* [DIRECTIONS] The records below need retyping in full; give them again exactly.

* [EXCERPTED RECORDS]
————

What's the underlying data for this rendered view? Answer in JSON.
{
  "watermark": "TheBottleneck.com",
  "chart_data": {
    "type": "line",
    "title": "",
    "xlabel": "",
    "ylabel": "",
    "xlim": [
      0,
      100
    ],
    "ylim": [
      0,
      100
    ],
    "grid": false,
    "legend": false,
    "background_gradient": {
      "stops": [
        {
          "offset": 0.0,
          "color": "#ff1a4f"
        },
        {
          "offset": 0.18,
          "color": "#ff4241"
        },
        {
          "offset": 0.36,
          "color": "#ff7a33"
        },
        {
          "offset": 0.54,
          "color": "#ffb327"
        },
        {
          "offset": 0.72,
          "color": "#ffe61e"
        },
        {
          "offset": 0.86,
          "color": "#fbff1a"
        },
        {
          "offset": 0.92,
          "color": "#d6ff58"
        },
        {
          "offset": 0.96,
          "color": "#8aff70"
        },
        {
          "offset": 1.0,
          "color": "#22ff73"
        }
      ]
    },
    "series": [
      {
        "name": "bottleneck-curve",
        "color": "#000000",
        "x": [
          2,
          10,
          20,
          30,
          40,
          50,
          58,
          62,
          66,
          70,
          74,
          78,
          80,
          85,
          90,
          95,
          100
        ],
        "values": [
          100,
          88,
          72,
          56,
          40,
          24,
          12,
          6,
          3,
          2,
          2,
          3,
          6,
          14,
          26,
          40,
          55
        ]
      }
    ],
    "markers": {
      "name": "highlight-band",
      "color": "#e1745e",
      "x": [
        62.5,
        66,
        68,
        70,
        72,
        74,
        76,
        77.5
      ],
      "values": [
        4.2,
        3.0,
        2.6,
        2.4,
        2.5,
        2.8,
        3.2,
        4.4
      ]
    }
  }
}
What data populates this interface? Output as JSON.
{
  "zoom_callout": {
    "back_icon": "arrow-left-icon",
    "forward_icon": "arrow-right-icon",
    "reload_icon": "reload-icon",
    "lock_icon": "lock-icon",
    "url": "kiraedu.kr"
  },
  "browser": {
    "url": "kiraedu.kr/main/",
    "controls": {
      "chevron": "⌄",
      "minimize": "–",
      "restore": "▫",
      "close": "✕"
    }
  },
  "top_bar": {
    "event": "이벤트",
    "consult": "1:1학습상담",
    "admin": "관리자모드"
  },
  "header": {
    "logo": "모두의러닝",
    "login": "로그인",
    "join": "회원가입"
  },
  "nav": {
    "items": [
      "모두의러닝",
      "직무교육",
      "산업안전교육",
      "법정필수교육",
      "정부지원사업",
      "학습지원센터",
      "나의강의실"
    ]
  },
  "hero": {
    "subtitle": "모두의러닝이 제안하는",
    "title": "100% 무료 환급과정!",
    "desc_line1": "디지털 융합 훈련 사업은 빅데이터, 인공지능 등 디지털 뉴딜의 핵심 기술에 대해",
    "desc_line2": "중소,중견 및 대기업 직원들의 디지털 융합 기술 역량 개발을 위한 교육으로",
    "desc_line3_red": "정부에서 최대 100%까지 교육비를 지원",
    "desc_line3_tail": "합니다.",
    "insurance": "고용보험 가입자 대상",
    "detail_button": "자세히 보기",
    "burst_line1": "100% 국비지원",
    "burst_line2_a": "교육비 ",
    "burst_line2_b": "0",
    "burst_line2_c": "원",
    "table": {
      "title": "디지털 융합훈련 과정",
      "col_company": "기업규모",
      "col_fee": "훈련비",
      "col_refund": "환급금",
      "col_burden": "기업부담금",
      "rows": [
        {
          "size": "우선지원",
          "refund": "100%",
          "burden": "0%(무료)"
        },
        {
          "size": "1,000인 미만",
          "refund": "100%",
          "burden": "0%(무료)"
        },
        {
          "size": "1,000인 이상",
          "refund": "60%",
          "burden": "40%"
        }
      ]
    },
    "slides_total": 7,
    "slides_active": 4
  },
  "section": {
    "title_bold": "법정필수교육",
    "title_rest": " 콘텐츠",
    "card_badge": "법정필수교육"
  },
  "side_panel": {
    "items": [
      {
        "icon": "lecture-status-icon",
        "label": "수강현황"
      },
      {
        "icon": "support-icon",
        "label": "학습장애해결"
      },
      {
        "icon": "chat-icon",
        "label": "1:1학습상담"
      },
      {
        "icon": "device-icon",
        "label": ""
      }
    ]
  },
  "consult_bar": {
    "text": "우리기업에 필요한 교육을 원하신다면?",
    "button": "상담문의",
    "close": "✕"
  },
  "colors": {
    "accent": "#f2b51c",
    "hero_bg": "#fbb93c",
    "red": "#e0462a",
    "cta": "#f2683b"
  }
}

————

* [TASK ANSWER]
What's the underlying data for this rendered view? Answer in JSON.
{
  "watermark": "TheBottleneck.com",
  "chart_data": {
    "type": "line",
    "title": "",
    "xlabel": "",
    "ylabel": "",
    "xlim": [
      0,
      100
    ],
    "ylim": [
      0,
      100
    ],
    "grid": false,
    "legend": false,
    "background_gradient": {
      "stops": [
        {
          "offset": 0.0,
          "color": "#ff1a4f"
        },
        {
          "offset": 0.18,
          "color": "#ff4241"
        },
        {
          "offset": 0.36,
          "color": "#ff7a33"
        },
        {
          "offset": 0.54,
          "color": "#ffb327"
        },
        {
          "offset": 0.72,
          "color": "#ffe61e"
        },
        {
          "offset": 0.86,
          "color": "#fbff1a"
        },
        {
          "offset": 0.92,
          "color": "#d6ff58"
        },
        {
          "offset": 0.96,
          "color": "#8aff70"
        },
        {
          "offset": 1.0,
          "color": "#22ff73"
        }
      ]
    },
    "series": [
      {
        "name": "bottleneck-curve",
        "color": "#000000",
        "x": [
          2,
          10,
          20,
          30,
          40,
          50,
          58,
          62,
          66,
          70,
          74,
          78,
          80,
          85,
          90,
          95,
          100
        ],
        "values": [
          100,
          88,
          72,
          56,
          40,
          24,
          12,
          6,
          3,
          2,
          2,
          3,
          6,
          14,
          26,
          40,
          55
        ]
      }
    ],
    "markers": {
      "name": "highlight-band",
      "color": "#e1745e",
      "x": [
        62.5,
        66,
        68,
        70,
        72,
        74,
        76,
        77.5
      ],
      "values": [
        4.2,
        3.0,
        2.6,
        2.4,
        2.5,
        2.8,
        3.2,
        4.4
      ]
    }
  }
}
What data populates this interface? Output as JSON.
{
  "zoom_callout": {
    "back_icon": "arrow-left-icon",
    "forward_icon": "arrow-right-icon",
    "reload_icon": "reload-icon",
    "lock_icon": "lock-icon",
    "url": "kiraedu.kr"
  },
  "browser": {
    "url": "kiraedu.kr/main/",
    "controls": {
      "chevron": "⌄",
      "minimize": "–",
      "restore": "▫",
      "close": "✕"
    }
  },
  "top_bar": {
    "event": "이벤트",
    "consult": "1:1학습상담",
    "admin": "관리자모드"
  },
  "header": {
    "logo": "모두의러닝",
    "login": "로그인",
    "join": "회원가입"
  },
  "nav": {
    "items": [
      "모두의러닝",
      "직무교육",
      "산업안전교육",
      "법정필수교육",
      "정부지원사업",
      "학습지원센터",
      "나의강의실"
    ]
  },
  "hero": {
    "subtitle": "모두의러닝이 제안하는",
    "title": "100% 무료 환급과정!",
    "desc_line1": "디지털 융합 훈련 사업은 빅데이터, 인공지능 등 디지털 뉴딜의 핵심 기술에 대해",
    "desc_line2": "중소,중견 및 대기업 직원들의 디지털 융합 기술 역량 개발을 위한 교육으로",
    "desc_line3_red": "정부에서 최대 100%까지 교육비를 지원",
    "desc_line3_tail": "합니다.",
    "insurance": "고용보험 가입자 대상",
    "detail_button": "자세히 보기",
    "burst_line1": "100% 국비지원",
    "burst_line2_a": "교육비 ",
    "burst_line2_b": "0",
    "burst_line2_c": "원",
    "table": {
      "title": "디지털 융합훈련 과정",
      "col_company": "기업규모",
      "col_fee": "훈련비",
      "col_refund": "환급금",
      "col_burden": "기업부담금",
      "rows": [
        {
          "size": "우선지원",
          "refund": "100%",
          "burden": "0%(무료)"
        },
        {
          "size": "1,000인 미만",
          "refund": "100%",
          "burden": "0%(무료)"
        },
        {
          "size": "1,000인 이상",
          "refund": "60%",
          "burden": "40%"
        }
      ]
    },
    "slides_total": 7,
    "slides_active": 4
  },
  "section": {
    "title_bold": "법정필수교육",
    "title_rest": " 콘텐츠",
    "card_badge": "법정필수교육"
  },
  "side_panel": {
    "items": [
      {
        "icon": "lecture-status-icon",
        "label": "수강현황"
      },
      {
        "icon": "support-icon",
        "label": "학습장애해결"
      },
      {
        "icon": "chat-icon",
        "label": "1:1학습상담"
      },
      {
        "icon": "device-icon",
        "label": ""
      }
    ]
  },
  "consult_bar": {
    "text": "우리기업에 필요한 교육을 원하신다면?",
    "button": "상담문의",
    "close": "✕"
  },
  "colors": {
    "accent": "#f2b51c",
    "hero_bg": "#fbb93c",
    "red": "#e0462a",
    "cta": "#f2683b"
  }
}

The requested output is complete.